On Monday, April 21st, the Superfund Research Programs at UC Davis (UCD) and the University of Arizona (UA) collaborated to showcase cell-based tools for environmental assessment in the seminar series titled: “New Research on Toxicity Screening Methods.” Dr. Scott Boitano (UA) described how he conducts Real Time Cell Analysis (RTCA) using the XCELLigence system, while Dr. Michael Denison explained his technology called the Chemically-Activated Luciferase Expression (CALUX) Bioassay. Both technologies are radically new means in which scientists can measure human cell responses after exposure to varying levels of environmental toxins.
Spreading the word about toxin exposure: Superfund research highlighted at the annual UC Davis Picnic Day
Friday, April 18, 2014

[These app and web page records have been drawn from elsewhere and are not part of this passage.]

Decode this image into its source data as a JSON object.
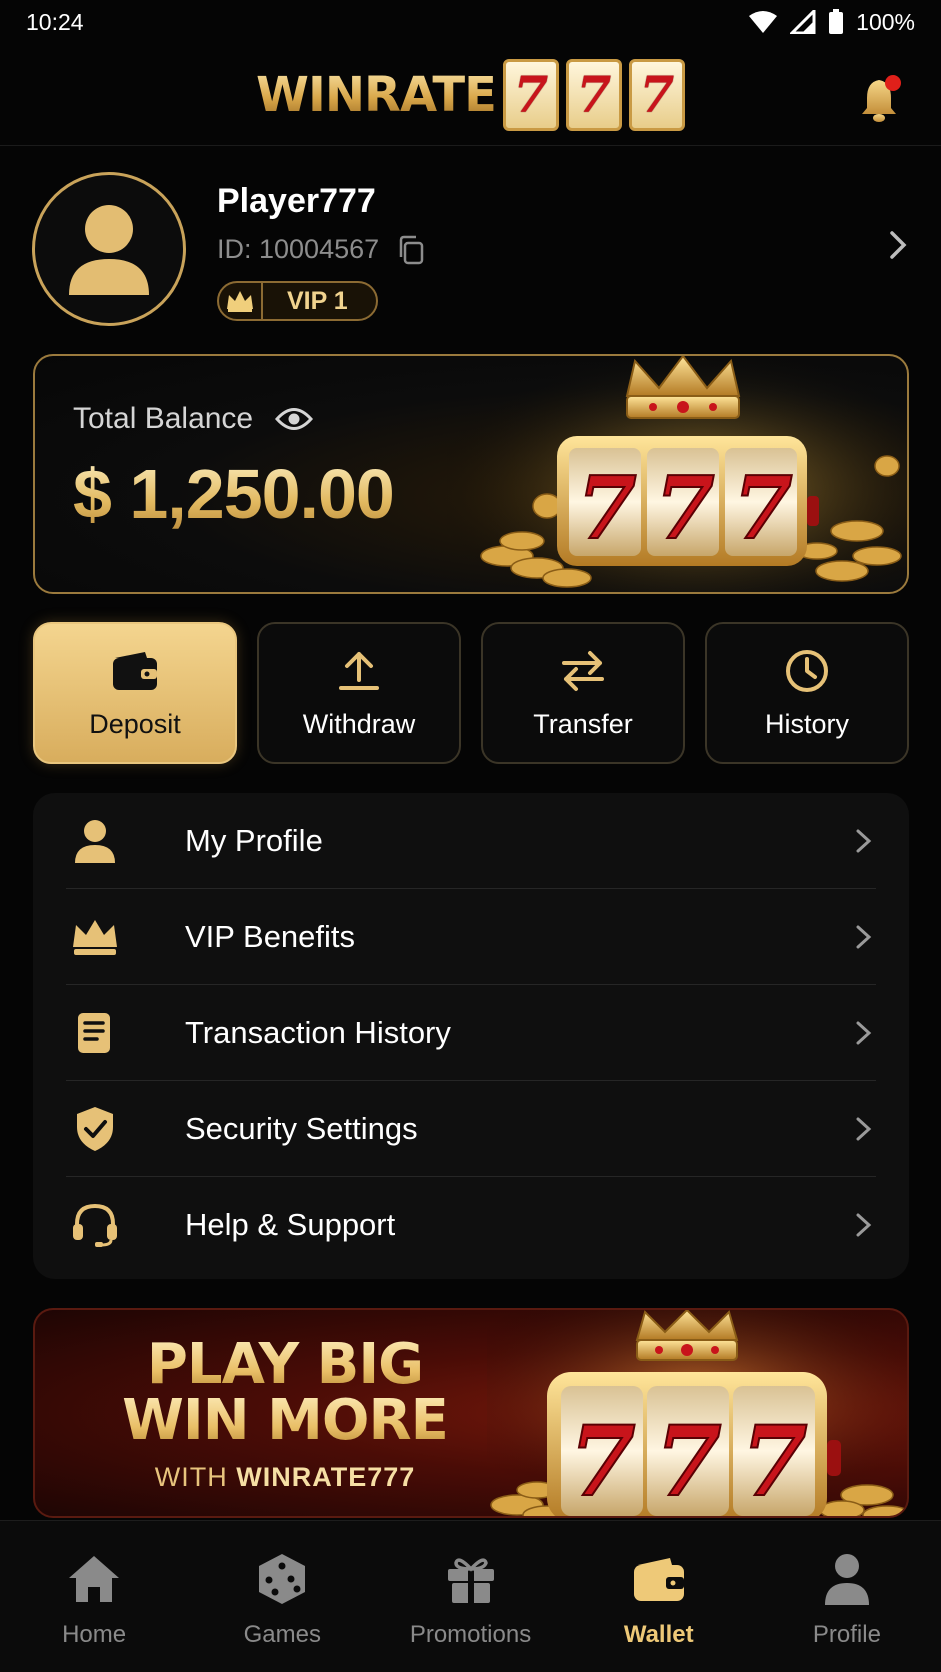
{
  "status_bar": {
    "time": "10:24",
    "battery": "100%"
  },
  "header": {
    "logo_text": "WINRATE",
    "logo_sevens": [
      "7",
      "7",
      "7"
    ]
  },
  "profile": {
    "name": "Player777",
    "id": "ID: 10004567",
    "vip": "VIP 1"
  },
  "balance": {
    "label": "Total Balance",
    "amount": "$ 1,250.00"
  },
  "actions": [
    {
      "label": "Deposit",
      "icon": "wallet-icon"
    },
    {
      "label": "Withdraw",
      "icon": "upload-icon"
    },
    {
      "label": "Transfer",
      "icon": "transfer-icon"
    },
    {
      "label": "History",
      "icon": "clock-icon"
    }
  ],
  "menu": [
    {
      "label": "My Profile",
      "icon": "person-icon"
    },
    {
      "label": "VIP Benefits",
      "icon": "crown-icon"
    },
    {
      "label": "Transaction History",
      "icon": "receipt-icon"
    },
    {
      "label": "Security Settings",
      "icon": "shield-check-icon"
    },
    {
      "label": "Help & Support",
      "icon": "headset-icon"
    }
  ],
  "promo": {
    "line1": "PLAY BIG",
    "line2": "WIN MORE",
    "line3_prefix": "WITH ",
    "line3_brand": "WINRATE777"
  },
  "nav": [
    {
      "label": "Home",
      "icon": "home-icon"
    },
    {
      "label": "Games",
      "icon": "dice-icon"
    },
    {
      "label": "Promotions",
      "icon": "gift-icon"
    },
    {
      "label": "Wallet",
      "icon": "wallet-icon",
      "active": true
    },
    {
      "label": "Profile",
      "icon": "person-icon"
    }
  ],
  "colors": {
    "accent_gold": "#e6c177",
    "background": "#050505",
    "notification_dot": "#e0201a",
    "seven_red": "#c8141b"
  }
}
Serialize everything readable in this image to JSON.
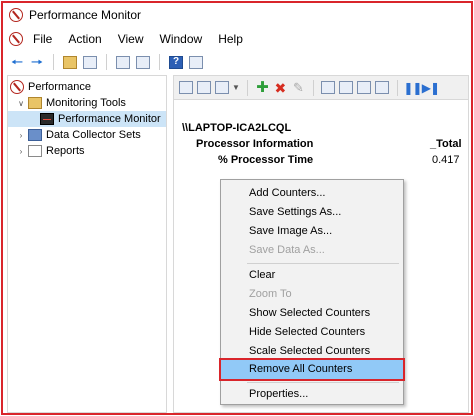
{
  "window": {
    "title": "Performance Monitor"
  },
  "menu": [
    "File",
    "Action",
    "View",
    "Window",
    "Help"
  ],
  "tree": {
    "root": "Performance",
    "items": [
      {
        "label": "Monitoring Tools",
        "expanded": true
      },
      {
        "label": "Performance Monitor",
        "selected": true
      },
      {
        "label": "Data Collector Sets"
      },
      {
        "label": "Reports"
      }
    ]
  },
  "report": {
    "host": "\\\\LAPTOP-ICA2LCQL",
    "object": "Processor Information",
    "instance": "_Total",
    "counter": "% Processor Time",
    "value": "0.417"
  },
  "context_menu": {
    "items": [
      {
        "label": "Add Counters..."
      },
      {
        "label": "Save Settings As..."
      },
      {
        "label": "Save Image As..."
      },
      {
        "label": "Save Data As...",
        "disabled": true
      },
      {
        "label": "Clear"
      },
      {
        "label": "Zoom To",
        "disabled": true
      },
      {
        "label": "Show Selected Counters"
      },
      {
        "label": "Hide Selected Counters"
      },
      {
        "label": "Scale Selected Counters"
      },
      {
        "label": "Remove All Counters",
        "highlighted": true
      },
      {
        "label": "Properties..."
      }
    ]
  },
  "colors": {
    "highlight_border": "#d9252b",
    "menu_highlight": "#91c9f7",
    "tree_selected": "#cce4f7"
  }
}
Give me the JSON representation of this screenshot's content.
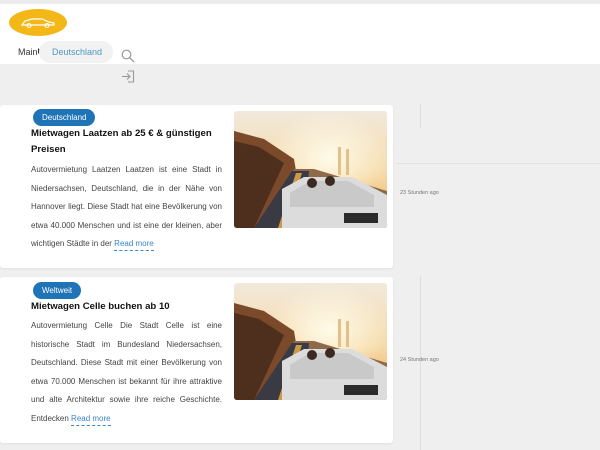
{
  "header": {
    "logo": {
      "name": "car-logo",
      "color": "#f3b818"
    },
    "nav": {
      "main_label": "Main",
      "pill_label": "Deutschland"
    },
    "icons": [
      "search-icon",
      "login-icon"
    ]
  },
  "articles": [
    {
      "badge": "Deutschland",
      "title": "Mietwagen Laatzen ab 25 € & günstigen Preisen",
      "excerpt": "Autovermietung Laatzen Laatzen ist eine Stadt in Niedersachsen, Deutschland, die in der Nähe von Hannover liegt. Diese Stadt hat eine Bevölkerung von etwa 40.000 Menschen und ist eine der kleinen, aber wichtigen Städte in der",
      "read_more": "Read more",
      "timestamp": "23 Stunden ago",
      "image_alt": "convertible-car-sunset-photo"
    },
    {
      "badge": "Weltweit",
      "title": "Mietwagen Celle buchen ab 10",
      "excerpt": "Autovermietung Celle Die Stadt Celle ist eine historische Stadt im Bundesland Niedersachsen, Deutschland. Diese Stadt mit einer Bevölkerung von etwa 70.000 Menschen ist bekannt für ihre attraktive und alte Architektur sowie ihre reiche Geschichte. Entdecken",
      "read_more": "Read more",
      "timestamp": "24 Stunden ago",
      "image_alt": "convertible-car-sunset-photo"
    }
  ],
  "colors": {
    "accent": "#1f73b7",
    "link": "#3a87c7",
    "logo": "#f3b818"
  }
}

On April 12th, 2014, UC Davis celebrated its 100th Picnic Day, a celebration of its agricultural roots and of its premier research facilities and projects. The UC Davis Superfund Research Program (SRP) again took advantage of this tremendous opportunity to engage with the public and developed an exhibit to inform the public about their research and their mission. Graduate students Sean Kodani and Erika Fritsch, as well as Research Translation Core Leader Dr. Candace Bever and intern Allison Dycaico, led an exhibit which focused on how organisms accumulate toxins through the food chain via the ecological processes known as bioaccumulation and biomagnification. This year, the UCD SRP invited the Oregon State University (OSU) SRP to participate, which included Training Core Leader, Dr. Craig Marcus, and trainees Andrea Knecht and Erin Madeen. Alongside the UCD SRP exhibit about biomagnification and daily toxin exposure, the OSU SRP presented posters about their research on polycyclic aromatic hydrocarbons (PAHs) in smoked meat prepared by Native Americans and the effect of PAHs on development in zebrafish.

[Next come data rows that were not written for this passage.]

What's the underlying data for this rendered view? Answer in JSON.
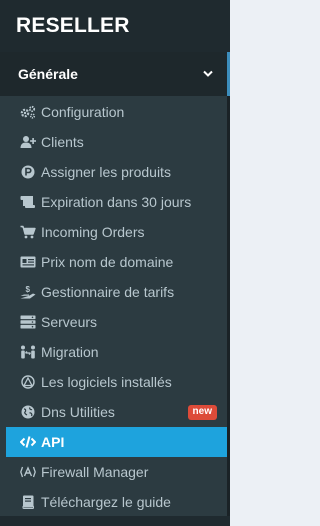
{
  "brand": {
    "title": "RESELLER"
  },
  "section": {
    "title": "Générale"
  },
  "menu": {
    "items": [
      {
        "label": "Configuration",
        "icon": "cogs-icon"
      },
      {
        "label": "Clients",
        "icon": "user-plus-icon"
      },
      {
        "label": "Assigner les produits",
        "icon": "product-p-icon"
      },
      {
        "label": "Expiration dans 30 jours",
        "icon": "scroll-icon"
      },
      {
        "label": "Incoming Orders",
        "icon": "cart-icon"
      },
      {
        "label": "Prix nom de domaine",
        "icon": "id-card-icon"
      },
      {
        "label": "Gestionnaire de tarifs",
        "icon": "hand-dollar-icon"
      },
      {
        "label": "Serveurs",
        "icon": "server-icon"
      },
      {
        "label": "Migration",
        "icon": "people-arrows-icon"
      },
      {
        "label": "Les logiciels installés",
        "icon": "software-icon"
      },
      {
        "label": "Dns Utilities",
        "icon": "globe-icon",
        "badge": "new"
      },
      {
        "label": "API",
        "icon": "code-icon",
        "active": true
      },
      {
        "label": "Firewall Manager",
        "icon": "firewall-icon"
      },
      {
        "label": "Téléchargez le guide",
        "icon": "book-icon"
      }
    ]
  },
  "colors": {
    "sidebar_bg": "#222d32",
    "submenu_bg": "#2c3b41",
    "active_bg": "#1ea3dd",
    "badge_bg": "#dd4b39",
    "accent_border": "#3c8dbc"
  }
}
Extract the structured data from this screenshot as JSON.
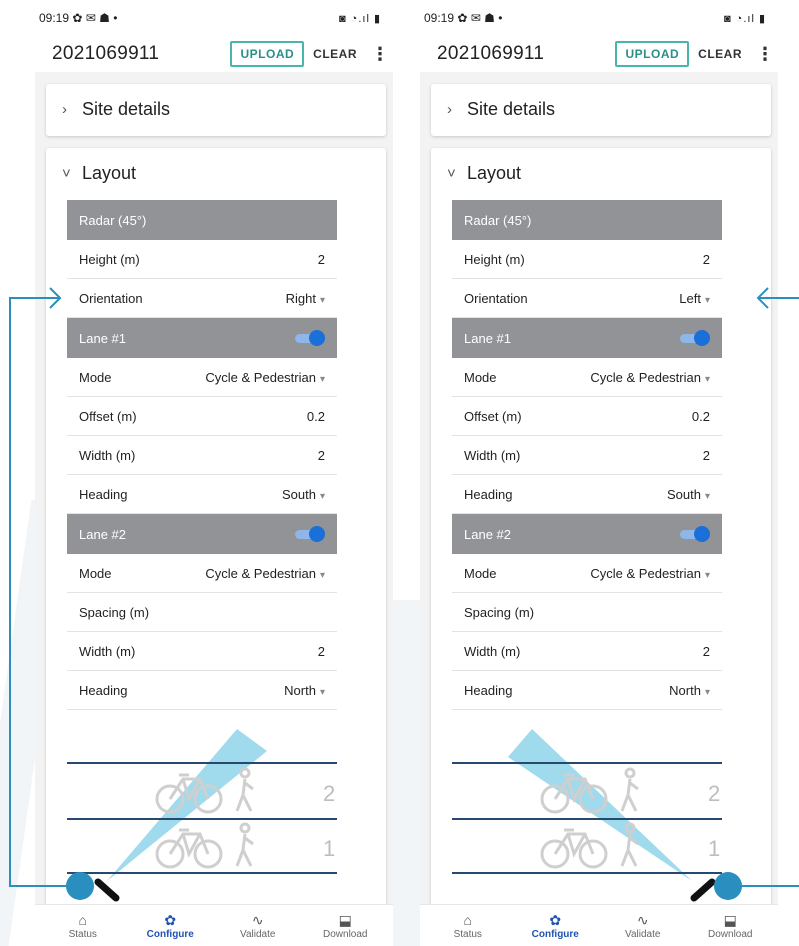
{
  "colors": {
    "accent_teal": "#48b6ad",
    "section_grey": "#919396",
    "toggle_blue": "#1b6fd8",
    "callout_blue": "#2a8fbf",
    "nav_active": "#2153b0",
    "cone": "#8fd3ea"
  },
  "screens": [
    {
      "status_time": "09:19",
      "app_title": "2021069911",
      "upload_label": "UPLOAD",
      "clear_label": "CLEAR",
      "site_details_label": "Site details",
      "layout_label": "Layout",
      "radar_label": "Radar (45°)",
      "height_label": "Height (m)",
      "height_value": "2",
      "orientation_label": "Orientation",
      "orientation_value": "Right",
      "lane1_label": "Lane #1",
      "lane1_mode_label": "Mode",
      "lane1_mode_value": "Cycle & Pedestrian",
      "lane1_offset_label": "Offset (m)",
      "lane1_offset_value": "0.2",
      "lane1_width_label": "Width (m)",
      "lane1_width_value": "2",
      "lane1_heading_label": "Heading",
      "lane1_heading_value": "South",
      "lane2_label": "Lane #2",
      "lane2_mode_label": "Mode",
      "lane2_mode_value": "Cycle & Pedestrian",
      "lane2_spacing_label": "Spacing (m)",
      "lane2_width_label": "Width (m)",
      "lane2_width_value": "2",
      "lane2_heading_label": "Heading",
      "lane2_heading_value": "North",
      "lane_number_2": "2",
      "lane_number_1": "1",
      "nav": [
        "Status",
        "Configure",
        "Validate",
        "Download"
      ]
    },
    {
      "status_time": "09:19",
      "app_title": "2021069911",
      "upload_label": "UPLOAD",
      "clear_label": "CLEAR",
      "site_details_label": "Site details",
      "layout_label": "Layout",
      "radar_label": "Radar (45°)",
      "height_label": "Height (m)",
      "height_value": "2",
      "orientation_label": "Orientation",
      "orientation_value": "Left",
      "lane1_label": "Lane #1",
      "lane1_mode_label": "Mode",
      "lane1_mode_value": "Cycle & Pedestrian",
      "lane1_offset_label": "Offset (m)",
      "lane1_offset_value": "0.2",
      "lane1_width_label": "Width (m)",
      "lane1_width_value": "2",
      "lane1_heading_label": "Heading",
      "lane1_heading_value": "South",
      "lane2_label": "Lane #2",
      "lane2_mode_label": "Mode",
      "lane2_mode_value": "Cycle & Pedestrian",
      "lane2_spacing_label": "Spacing (m)",
      "lane2_width_label": "Width (m)",
      "lane2_width_value": "2",
      "lane2_heading_label": "Heading",
      "lane2_heading_value": "North",
      "lane_number_2": "2",
      "lane_number_1": "1",
      "nav": [
        "Status",
        "Configure",
        "Validate",
        "Download"
      ]
    }
  ]
}
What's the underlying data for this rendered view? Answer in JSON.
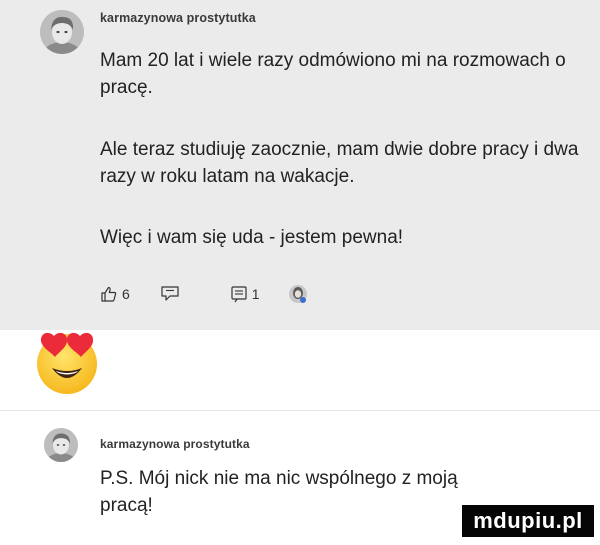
{
  "comment1": {
    "author": "karmazynowa prostytutka",
    "paragraphs": [
      "Mam 20 lat i wiele razy odmówiono mi na rozmowach o pracę.",
      "Ale teraz studiuję zaocznie, mam dwie dobre pracy i dwa razy w roku latam na wakacje.",
      "Więc i wam się uda - jestem pewna!"
    ],
    "actions": {
      "likes_count": "6",
      "replies_count": "1"
    }
  },
  "reaction_emoji": {
    "icon": "heart-eyes-emoji"
  },
  "comment2": {
    "author": "karmazynowa prostytutka",
    "text": "P.S. Mój nick nie ma nic wspólnego z moją pracą!"
  },
  "watermark": {
    "text": "mdupiu.pl"
  }
}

Sean Kodani received fellowship to study Omega 3 Fatty Acids
Thursday, February 27, 2014
Core C trainee, Sean Kodani, has received the fellowship from the Center for Content Rich Evaluation of Therapeutic Efficacy (cCRETE) of the Research Investments in Science and Engineering (RISE) Program. Kondai's research focuses on the specific pathways involved in metabolites of omega 3 fatty acids reduced angiogenesis, tumor growth and tumor metastasis. He also investigates the biological activity of other omega 3 metabolites.